ArticleNovember 8, 2018 · 4 min read time
Voice assistive services are rapidly gaining popularity and becoming more advanced. In this write-up, Tommi goes through the pain points of this fast-moving domain. What are the first things to think about when creating these services?
When was the last time you spoke to your digital device?
Did you need to get answers to some of the deepest mysteries in the known universe, such as “How’s the weather”, “Will it rain tomorrow”, or holy smokes, "How’s the traffic right now"?
Trying out basic features such as the ones above gives you a glimpse of what voice assistive interaction is capable of doing: Getting answers to everyday questions or carrying out basic tasks without specifically using an interface. It makes this new type of interaction efficient.
Even if you haven't used voice assistive services such as Apple Siri, Google Assistant or Amazon Alexa yet, now would be the right time to do so. The change is coming. User adoption rates are increasing. New Capabilities and service integrations are being built as you’re reading this.
Your voice will become a new fingerprint to these services, much like your keyboard is to your computer.
What the future reveals
In my opinion, voice assistive services today are comparable to the early days of Feature phones. You were able to do a couple of things really well, like call and text. Many things were missing and at that point, I think not many, were able to vision what the future of feature phones would look like.
Voice assistive services are getting much more personal and ubiquitous.

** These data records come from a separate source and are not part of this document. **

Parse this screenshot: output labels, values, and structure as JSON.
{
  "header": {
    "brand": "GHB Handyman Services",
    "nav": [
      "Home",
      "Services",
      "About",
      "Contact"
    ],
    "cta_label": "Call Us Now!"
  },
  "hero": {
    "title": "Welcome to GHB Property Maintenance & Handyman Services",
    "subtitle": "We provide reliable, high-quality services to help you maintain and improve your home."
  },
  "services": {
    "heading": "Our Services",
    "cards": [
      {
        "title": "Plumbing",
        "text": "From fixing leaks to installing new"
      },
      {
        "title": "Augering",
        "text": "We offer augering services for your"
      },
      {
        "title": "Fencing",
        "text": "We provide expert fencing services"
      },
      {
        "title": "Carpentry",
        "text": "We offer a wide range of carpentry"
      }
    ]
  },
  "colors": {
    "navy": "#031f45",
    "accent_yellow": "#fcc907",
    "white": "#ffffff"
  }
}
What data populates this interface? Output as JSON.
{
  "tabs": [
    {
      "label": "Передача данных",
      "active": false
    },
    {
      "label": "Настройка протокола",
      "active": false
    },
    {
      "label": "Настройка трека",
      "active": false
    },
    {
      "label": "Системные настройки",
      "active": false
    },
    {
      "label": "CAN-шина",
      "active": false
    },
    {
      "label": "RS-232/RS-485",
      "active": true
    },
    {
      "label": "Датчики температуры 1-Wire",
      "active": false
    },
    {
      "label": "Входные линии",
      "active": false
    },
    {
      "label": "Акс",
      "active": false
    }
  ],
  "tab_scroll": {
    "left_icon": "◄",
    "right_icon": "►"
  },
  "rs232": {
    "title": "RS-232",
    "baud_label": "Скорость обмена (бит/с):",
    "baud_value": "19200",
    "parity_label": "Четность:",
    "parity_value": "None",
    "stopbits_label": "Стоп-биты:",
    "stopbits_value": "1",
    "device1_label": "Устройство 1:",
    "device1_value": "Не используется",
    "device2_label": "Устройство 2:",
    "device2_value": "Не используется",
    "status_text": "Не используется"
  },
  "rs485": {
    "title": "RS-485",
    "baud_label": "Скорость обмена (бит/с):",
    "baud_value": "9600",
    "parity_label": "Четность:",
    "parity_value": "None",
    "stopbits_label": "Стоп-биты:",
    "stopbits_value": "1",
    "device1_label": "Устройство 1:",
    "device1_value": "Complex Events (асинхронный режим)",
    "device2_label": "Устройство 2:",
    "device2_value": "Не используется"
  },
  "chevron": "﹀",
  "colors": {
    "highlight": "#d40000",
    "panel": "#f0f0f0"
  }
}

Imagine a situation where Amazon is figuring out that you have the flu and in the meanwhile, Google’s Assistant has booked you a doctor's appointment, canceled your meetings and let your employer know you're ill. In addition, the system would choose a soothing tone of voice because it knows you’re a bit down.
And how have you just received all this information? Through audio, through voice, no need to stare at a screen. It comes with a hint of magic (AI) in it.
It will become increasingly important for service creators to design conversational models for situations that include sensitive information. How would you like to be told that you have a serious medical condition?
When the content is king, context is everything
In order to apply the right type of conversation with the user, the technology has to be mature enough to provide insightful understanding of the user's context. What they want and where and when. Are they with someone? What mood are they in? Understanding context makes the conversations between devices and users truly work.
Combine high-fidelity speech synthesis with the above and you most certainly will have a silver bullet. Fail in even a part of it, and you’ll be deep in uncanny valley where users starts to hate the service or some parts of it.
Now, let’s focus on the current state of the services and features.
The current services are quite passive. They react mainly to users requesting information or asking it to do something specific.
So what are the most likely difficulties that the users will face in this transition phase where voice assistive services are advancing and expanding but at the same time the odds of miscommunication also increase?
Voice assistive services will be only as good as the user who knows how to use it. The more advanced request the user is making, the higher the odds that the response will not satisfy the user. Which makes it more frustrating to try the request again.
Voice assistive services do not provide deep or insightful problem solving statements, that would clearly indicate you where the error is and how to fix it. You don’t know what went wrong. Regular web forms have known how to do this for a long time.
Instead, the best alternative that the voice assistive services currently provide are apologies, such as “sorry, could you repeat that” – while the users are certain that they articulated everything correctly.
This problem gets even more difficult when the services get more complex and the ways in which users can talk to the services increase.
These negative experiences are likely to push the user away from trying the service again, unless they are being trained to use them.
Food for thought when thinking about creating your own voice assistive service
If you are considering adding voice assistive services or features to your solutions, these are the first questions you should be start asking.
What motivates the user to choose a voice interface over traditional UI?
How does a voice assistive feature make your existing services better and more efficient?
Who is talking back? Is it a service? Your brand? Your colleague's pet? A persona?
Should you design a personality? What kind of conversational models there should be?
How will your users learn to use the features?
And most importantly, why they would continue to use it?